RAW DATA:
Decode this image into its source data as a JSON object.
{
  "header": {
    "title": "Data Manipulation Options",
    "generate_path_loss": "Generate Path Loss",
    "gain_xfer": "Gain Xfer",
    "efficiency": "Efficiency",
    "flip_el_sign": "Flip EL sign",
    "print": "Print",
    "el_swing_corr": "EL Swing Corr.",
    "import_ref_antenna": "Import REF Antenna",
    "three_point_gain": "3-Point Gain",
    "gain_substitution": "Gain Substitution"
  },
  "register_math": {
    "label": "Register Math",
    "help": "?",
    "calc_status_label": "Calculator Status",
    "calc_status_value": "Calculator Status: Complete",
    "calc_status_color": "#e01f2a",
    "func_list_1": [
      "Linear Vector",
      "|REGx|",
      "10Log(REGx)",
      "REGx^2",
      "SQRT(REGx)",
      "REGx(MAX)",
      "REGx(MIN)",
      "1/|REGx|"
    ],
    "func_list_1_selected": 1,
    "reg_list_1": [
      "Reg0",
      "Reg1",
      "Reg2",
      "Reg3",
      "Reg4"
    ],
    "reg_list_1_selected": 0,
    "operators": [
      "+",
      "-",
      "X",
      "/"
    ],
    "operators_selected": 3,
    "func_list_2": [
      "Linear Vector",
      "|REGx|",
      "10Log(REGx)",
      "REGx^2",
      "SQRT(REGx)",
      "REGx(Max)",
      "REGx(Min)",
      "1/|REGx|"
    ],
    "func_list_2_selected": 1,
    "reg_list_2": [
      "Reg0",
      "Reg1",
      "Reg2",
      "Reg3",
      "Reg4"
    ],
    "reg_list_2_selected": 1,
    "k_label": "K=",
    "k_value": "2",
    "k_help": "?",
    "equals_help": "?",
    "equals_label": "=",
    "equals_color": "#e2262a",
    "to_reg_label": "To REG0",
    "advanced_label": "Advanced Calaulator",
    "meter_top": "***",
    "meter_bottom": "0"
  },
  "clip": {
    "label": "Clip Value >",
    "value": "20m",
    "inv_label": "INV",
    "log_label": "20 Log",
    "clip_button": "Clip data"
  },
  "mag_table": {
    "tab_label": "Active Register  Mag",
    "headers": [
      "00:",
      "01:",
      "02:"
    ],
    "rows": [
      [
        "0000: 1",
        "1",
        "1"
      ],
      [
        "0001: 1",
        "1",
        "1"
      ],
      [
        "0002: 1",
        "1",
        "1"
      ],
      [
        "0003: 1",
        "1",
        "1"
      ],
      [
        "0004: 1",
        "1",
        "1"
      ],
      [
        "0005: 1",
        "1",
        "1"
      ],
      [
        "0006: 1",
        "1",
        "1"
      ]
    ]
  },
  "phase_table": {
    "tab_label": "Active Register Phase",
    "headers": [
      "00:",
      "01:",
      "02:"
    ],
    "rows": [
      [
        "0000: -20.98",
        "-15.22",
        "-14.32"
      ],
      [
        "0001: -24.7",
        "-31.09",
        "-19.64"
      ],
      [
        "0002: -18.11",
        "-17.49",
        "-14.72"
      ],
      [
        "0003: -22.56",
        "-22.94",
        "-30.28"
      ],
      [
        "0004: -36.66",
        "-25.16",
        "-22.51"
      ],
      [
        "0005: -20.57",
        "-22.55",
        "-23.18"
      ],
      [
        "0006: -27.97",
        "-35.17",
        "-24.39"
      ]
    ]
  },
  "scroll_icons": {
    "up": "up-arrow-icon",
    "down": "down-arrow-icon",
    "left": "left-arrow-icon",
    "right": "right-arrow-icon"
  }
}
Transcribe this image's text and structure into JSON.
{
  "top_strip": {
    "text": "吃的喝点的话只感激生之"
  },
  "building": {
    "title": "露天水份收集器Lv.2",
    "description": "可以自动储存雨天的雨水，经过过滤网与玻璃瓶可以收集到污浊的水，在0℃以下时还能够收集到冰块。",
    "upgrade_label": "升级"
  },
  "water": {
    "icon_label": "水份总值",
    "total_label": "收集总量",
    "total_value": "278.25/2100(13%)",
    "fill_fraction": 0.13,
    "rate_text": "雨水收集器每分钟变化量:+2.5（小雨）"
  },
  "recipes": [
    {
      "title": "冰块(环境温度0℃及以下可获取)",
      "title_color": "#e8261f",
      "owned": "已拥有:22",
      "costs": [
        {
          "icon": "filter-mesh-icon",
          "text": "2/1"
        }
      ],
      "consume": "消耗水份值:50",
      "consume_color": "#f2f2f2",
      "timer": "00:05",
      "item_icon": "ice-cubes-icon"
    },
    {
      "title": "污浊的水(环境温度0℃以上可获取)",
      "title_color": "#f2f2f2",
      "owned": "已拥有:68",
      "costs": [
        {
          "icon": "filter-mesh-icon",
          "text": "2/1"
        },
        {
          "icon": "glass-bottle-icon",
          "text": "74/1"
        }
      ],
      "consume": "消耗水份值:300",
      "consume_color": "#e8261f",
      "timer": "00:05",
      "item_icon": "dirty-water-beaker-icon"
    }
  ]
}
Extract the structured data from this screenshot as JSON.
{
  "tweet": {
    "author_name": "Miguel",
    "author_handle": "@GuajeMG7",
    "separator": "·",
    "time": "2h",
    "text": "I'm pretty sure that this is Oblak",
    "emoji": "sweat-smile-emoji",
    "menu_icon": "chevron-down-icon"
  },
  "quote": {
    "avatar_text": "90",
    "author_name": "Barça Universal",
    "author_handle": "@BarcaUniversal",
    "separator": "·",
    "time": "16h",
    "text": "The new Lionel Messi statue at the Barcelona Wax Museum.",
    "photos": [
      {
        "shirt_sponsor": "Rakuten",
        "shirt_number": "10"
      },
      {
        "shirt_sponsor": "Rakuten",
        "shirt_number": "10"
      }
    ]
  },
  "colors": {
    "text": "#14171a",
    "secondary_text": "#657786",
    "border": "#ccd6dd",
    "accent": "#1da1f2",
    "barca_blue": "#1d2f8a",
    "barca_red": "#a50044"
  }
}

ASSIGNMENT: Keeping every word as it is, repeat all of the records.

EXERCISE ANSWER:
Decode this image into its source data as a JSON object.
{
  "header": {
    "title": "Data Manipulation Options",
    "generate_path_loss": "Generate Path Loss",
    "gain_xfer": "Gain Xfer",
    "efficiency": "Efficiency",
    "flip_el_sign": "Flip EL sign",
    "print": "Print",
    "el_swing_corr": "EL Swing Corr.",
    "import_ref_antenna": "Import REF Antenna",
    "three_point_gain": "3-Point Gain",
    "gain_substitution": "Gain Substitution"
  },
  "register_math": {
    "label": "Register Math",
    "help": "?",
    "calc_status_label": "Calculator Status",
    "calc_status_value": "Calculator Status: Complete",
    "calc_status_color": "#e01f2a",
    "func_list_1": [
      "Linear Vector",
      "|REGx|",
      "10Log(REGx)",
      "REGx^2",
      "SQRT(REGx)",
      "REGx(MAX)",
      "REGx(MIN)",
      "1/|REGx|"
    ],
    "func_list_1_selected": 1,
    "reg_list_1": [
      "Reg0",
      "Reg1",
      "Reg2",
      "Reg3",
      "Reg4"
    ],
    "reg_list_1_selected": 0,
    "operators": [
      "+",
      "-",
      "X",
      "/"
    ],
    "operators_selected": 3,
    "func_list_2": [
      "Linear Vector",
      "|REGx|",
      "10Log(REGx)",
      "REGx^2",
      "SQRT(REGx)",
      "REGx(Max)",
      "REGx(Min)",
      "1/|REGx|"
    ],
    "func_list_2_selected": 1,
    "reg_list_2": [
      "Reg0",
      "Reg1",
      "Reg2",
      "Reg3",
      "Reg4"
    ],
    "reg_list_2_selected": 1,
    "k_label": "K=",
    "k_value": "2",
    "k_help": "?",
    "equals_help": "?",
    "equals_label": "=",
    "equals_color": "#e2262a",
    "to_reg_label": "To REG0",
    "advanced_label": "Advanced Calaulator",
    "meter_top": "***",
    "meter_bottom": "0"
  },
  "clip": {
    "label": "Clip Value >",
    "value": "20m",
    "inv_label": "INV",
    "log_label": "20 Log",
    "clip_button": "Clip data"
  },
  "mag_table": {
    "tab_label": "Active Register  Mag",
    "headers": [
      "00:",
      "01:",
      "02:"
    ],
    "rows": [
      [
        "0000: 1",
        "1",
        "1"
      ],
      [
        "0001: 1",
        "1",
        "1"
      ],
      [
        "0002: 1",
        "1",
        "1"
      ],
      [
        "0003: 1",
        "1",
        "1"
      ],
      [
        "0004: 1",
        "1",
        "1"
      ],
      [
        "0005: 1",
        "1",
        "1"
      ],
      [
        "0006: 1",
        "1",
        "1"
      ]
    ]
  },
  "phase_table": {
    "tab_label": "Active Register Phase",
    "headers": [
      "00:",
      "01:",
      "02:"
    ],
    "rows": [
      [
        "0000: -20.98",
        "-15.22",
        "-14.32"
      ],
      [
        "0001: -24.7",
        "-31.09",
        "-19.64"
      ],
      [
        "0002: -18.11",
        "-17.49",
        "-14.72"
      ],
      [
        "0003: -22.56",
        "-22.94",
        "-30.28"
      ],
      [
        "0004: -36.66",
        "-25.16",
        "-22.51"
      ],
      [
        "0005: -20.57",
        "-22.55",
        "-23.18"
      ],
      [
        "0006: -27.97",
        "-35.17",
        "-24.39"
      ]
    ]
  },
  "scroll_icons": {
    "up": "up-arrow-icon",
    "down": "down-arrow-icon",
    "left": "left-arrow-icon",
    "right": "right-arrow-icon"
  }
}
Transcribe this image's text and structure into JSON.
{
  "top_strip": {
    "text": "吃的喝点的话只感激生之"
  },
  "building": {
    "title": "露天水份收集器Lv.2",
    "description": "可以自动储存雨天的雨水，经过过滤网与玻璃瓶可以收集到污浊的水，在0℃以下时还能够收集到冰块。",
    "upgrade_label": "升级"
  },
  "water": {
    "icon_label": "水份总值",
    "total_label": "收集总量",
    "total_value": "278.25/2100(13%)",
    "fill_fraction": 0.13,
    "rate_text": "雨水收集器每分钟变化量:+2.5（小雨）"
  },
  "recipes": [
    {
      "title": "冰块(环境温度0℃及以下可获取)",
      "title_color": "#e8261f",
      "owned": "已拥有:22",
      "costs": [
        {
          "icon": "filter-mesh-icon",
          "text": "2/1"
        }
      ],
      "consume": "消耗水份值:50",
      "consume_color": "#f2f2f2",
      "timer": "00:05",
      "item_icon": "ice-cubes-icon"
    },
    {
      "title": "污浊的水(环境温度0℃以上可获取)",
      "title_color": "#f2f2f2",
      "owned": "已拥有:68",
      "costs": [
        {
          "icon": "filter-mesh-icon",
          "text": "2/1"
        },
        {
          "icon": "glass-bottle-icon",
          "text": "74/1"
        }
      ],
      "consume": "消耗水份值:300",
      "consume_color": "#e8261f",
      "timer": "00:05",
      "item_icon": "dirty-water-beaker-icon"
    }
  ]
}
Extract the structured data from this screenshot as JSON.
{
  "tweet": {
    "author_name": "Miguel",
    "author_handle": "@GuajeMG7",
    "separator": "·",
    "time": "2h",
    "text": "I'm pretty sure that this is Oblak",
    "emoji": "sweat-smile-emoji",
    "menu_icon": "chevron-down-icon"
  },
  "quote": {
    "avatar_text": "90",
    "author_name": "Barça Universal",
    "author_handle": "@BarcaUniversal",
    "separator": "·",
    "time": "16h",
    "text": "The new Lionel Messi statue at the Barcelona Wax Museum.",
    "photos": [
      {
        "shirt_sponsor": "Rakuten",
        "shirt_number": "10"
      },
      {
        "shirt_sponsor": "Rakuten",
        "shirt_number": "10"
      }
    ]
  },
  "colors": {
    "text": "#14171a",
    "secondary_text": "#657786",
    "border": "#ccd6dd",
    "accent": "#1da1f2",
    "barca_blue": "#1d2f8a",
    "barca_red": "#a50044"
  }
}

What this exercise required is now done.